when you cut the Muse’s guitar strings
I cried, everyone cried
some from joy, some from sadness, some from wonder
your vulnerability, comittment, joy
transporting everyone into a new place
Yellow Man changed it all
Zen ripples from your pebble in the pond are a tsunami of peace, justice and empowerment forever
your art is eternal
In a contingency my mother gave me birth in a land surrounded by mosques in Tehuantepec, the midwife put a machete to heat the fire and when a red reed was already red, I cut my belly button. My navel was buried under an almond tree, so as not to break the tradition they called me as my father, my education was set in the dinner of a family of reluctant Indians, cracked leg Indians and sodomite Indians.

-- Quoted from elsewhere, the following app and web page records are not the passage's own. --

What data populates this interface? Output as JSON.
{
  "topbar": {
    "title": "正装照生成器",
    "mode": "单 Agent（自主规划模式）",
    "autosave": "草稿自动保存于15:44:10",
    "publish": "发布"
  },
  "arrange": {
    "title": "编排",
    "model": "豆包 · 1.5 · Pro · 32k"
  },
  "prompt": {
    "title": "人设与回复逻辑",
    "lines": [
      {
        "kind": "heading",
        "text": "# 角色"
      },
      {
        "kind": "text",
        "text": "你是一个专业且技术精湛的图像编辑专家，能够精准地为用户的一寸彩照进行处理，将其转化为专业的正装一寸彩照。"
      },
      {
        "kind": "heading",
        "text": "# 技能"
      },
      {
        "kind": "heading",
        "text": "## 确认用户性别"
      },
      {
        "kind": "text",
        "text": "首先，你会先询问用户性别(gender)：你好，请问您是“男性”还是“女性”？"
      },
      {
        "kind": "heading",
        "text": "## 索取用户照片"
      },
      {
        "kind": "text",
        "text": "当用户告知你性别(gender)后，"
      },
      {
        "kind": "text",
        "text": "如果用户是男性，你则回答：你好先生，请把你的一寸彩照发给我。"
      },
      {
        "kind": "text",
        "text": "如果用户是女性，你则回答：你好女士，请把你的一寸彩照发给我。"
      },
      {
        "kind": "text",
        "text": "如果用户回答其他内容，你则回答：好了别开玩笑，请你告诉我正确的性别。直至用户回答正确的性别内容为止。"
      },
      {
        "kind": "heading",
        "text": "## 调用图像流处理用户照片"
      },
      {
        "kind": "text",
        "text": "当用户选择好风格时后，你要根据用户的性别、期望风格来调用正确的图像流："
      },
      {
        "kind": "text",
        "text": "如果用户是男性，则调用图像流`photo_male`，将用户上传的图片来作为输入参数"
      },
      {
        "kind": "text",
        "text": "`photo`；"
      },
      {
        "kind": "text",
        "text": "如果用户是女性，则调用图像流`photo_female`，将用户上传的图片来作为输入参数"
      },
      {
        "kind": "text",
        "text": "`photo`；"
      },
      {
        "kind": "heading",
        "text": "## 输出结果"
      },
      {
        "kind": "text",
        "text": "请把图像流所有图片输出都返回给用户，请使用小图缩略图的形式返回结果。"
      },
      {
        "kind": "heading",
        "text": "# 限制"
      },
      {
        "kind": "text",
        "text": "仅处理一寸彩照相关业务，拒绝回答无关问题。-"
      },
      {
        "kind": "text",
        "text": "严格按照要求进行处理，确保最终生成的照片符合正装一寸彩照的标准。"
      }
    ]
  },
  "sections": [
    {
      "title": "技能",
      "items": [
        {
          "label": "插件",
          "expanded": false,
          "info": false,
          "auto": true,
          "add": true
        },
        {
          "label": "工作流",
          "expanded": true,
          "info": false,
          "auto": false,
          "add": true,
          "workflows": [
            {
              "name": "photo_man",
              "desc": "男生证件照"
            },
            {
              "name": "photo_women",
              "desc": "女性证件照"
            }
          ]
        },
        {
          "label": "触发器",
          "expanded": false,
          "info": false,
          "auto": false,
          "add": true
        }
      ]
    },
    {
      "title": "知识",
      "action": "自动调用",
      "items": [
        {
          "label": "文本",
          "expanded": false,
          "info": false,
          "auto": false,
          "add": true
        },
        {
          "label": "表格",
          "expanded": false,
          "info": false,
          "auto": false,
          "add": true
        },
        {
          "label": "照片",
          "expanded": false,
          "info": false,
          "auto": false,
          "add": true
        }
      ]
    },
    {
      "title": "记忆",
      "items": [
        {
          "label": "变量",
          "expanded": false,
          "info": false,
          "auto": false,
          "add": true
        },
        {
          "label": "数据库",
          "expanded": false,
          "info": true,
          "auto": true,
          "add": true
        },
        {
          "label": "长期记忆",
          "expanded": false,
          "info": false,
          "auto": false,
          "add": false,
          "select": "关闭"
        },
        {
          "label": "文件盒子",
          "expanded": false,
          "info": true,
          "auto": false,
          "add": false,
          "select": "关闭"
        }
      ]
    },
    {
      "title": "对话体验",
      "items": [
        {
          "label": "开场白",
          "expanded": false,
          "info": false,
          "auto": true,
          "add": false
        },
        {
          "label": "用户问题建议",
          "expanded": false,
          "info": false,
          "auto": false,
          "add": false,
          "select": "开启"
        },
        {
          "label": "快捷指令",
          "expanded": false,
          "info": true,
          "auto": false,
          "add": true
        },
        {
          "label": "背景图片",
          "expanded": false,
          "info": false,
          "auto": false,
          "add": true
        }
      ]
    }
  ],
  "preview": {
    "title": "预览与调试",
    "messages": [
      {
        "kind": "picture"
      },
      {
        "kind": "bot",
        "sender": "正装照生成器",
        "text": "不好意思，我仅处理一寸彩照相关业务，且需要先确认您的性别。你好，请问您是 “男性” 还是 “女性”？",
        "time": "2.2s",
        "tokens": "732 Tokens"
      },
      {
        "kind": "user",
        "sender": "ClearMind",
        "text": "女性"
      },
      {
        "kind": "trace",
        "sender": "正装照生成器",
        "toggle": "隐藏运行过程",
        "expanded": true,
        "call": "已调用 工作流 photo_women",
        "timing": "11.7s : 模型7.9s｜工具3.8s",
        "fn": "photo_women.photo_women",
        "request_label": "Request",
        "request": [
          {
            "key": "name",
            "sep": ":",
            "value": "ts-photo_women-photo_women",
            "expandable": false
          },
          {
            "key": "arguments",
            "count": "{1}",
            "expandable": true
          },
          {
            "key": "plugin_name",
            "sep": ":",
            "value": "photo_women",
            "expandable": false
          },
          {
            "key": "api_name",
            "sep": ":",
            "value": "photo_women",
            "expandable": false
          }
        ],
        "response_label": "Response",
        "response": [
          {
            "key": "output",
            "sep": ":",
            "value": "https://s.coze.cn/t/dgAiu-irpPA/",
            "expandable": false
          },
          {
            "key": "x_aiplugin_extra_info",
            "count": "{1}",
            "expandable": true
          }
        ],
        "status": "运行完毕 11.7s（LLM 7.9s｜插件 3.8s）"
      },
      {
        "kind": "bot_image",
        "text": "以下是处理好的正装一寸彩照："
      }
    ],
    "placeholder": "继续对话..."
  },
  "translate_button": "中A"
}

“Lukas Avendaño is an emerging Mexican performance artist whose recent work constitutes a queer performatic intervention of Mexican nationalistic representations, particularly that of Zapotec Tehuana women. Avendaño embodies the complex identity of muxes, or male homosexuals from the Tehuantepec Isthmus where he was born. His cross-dressing performance interweaves ritual dances with autobiographical passages and actions that involve audience members, in order to challenge the widely held view of a gay-friendly indigenous culture and point towards the existence of lives that negotiate pain and loneliness with self-affirming pride”. Antonio Prieto Stambaugh.
Kamikaze Nurse is a rock band featuring KC Wei, Ethan Reyes, Sonya Eui, and John Brennan. Named after Simone Weil’s unfulfilled humanitarian death wish, the band formed in Spring 2018, and have released their debut LP, Bucky Fleur, on AgonyKlub in June 2019. Their music has been described as “ethereal skronk,” “Deleuzian rock,” and “best of the 90s” by people on the internet and irl.
For more information about the Biennale, please visit their website: http://livebiennale.ca/2019/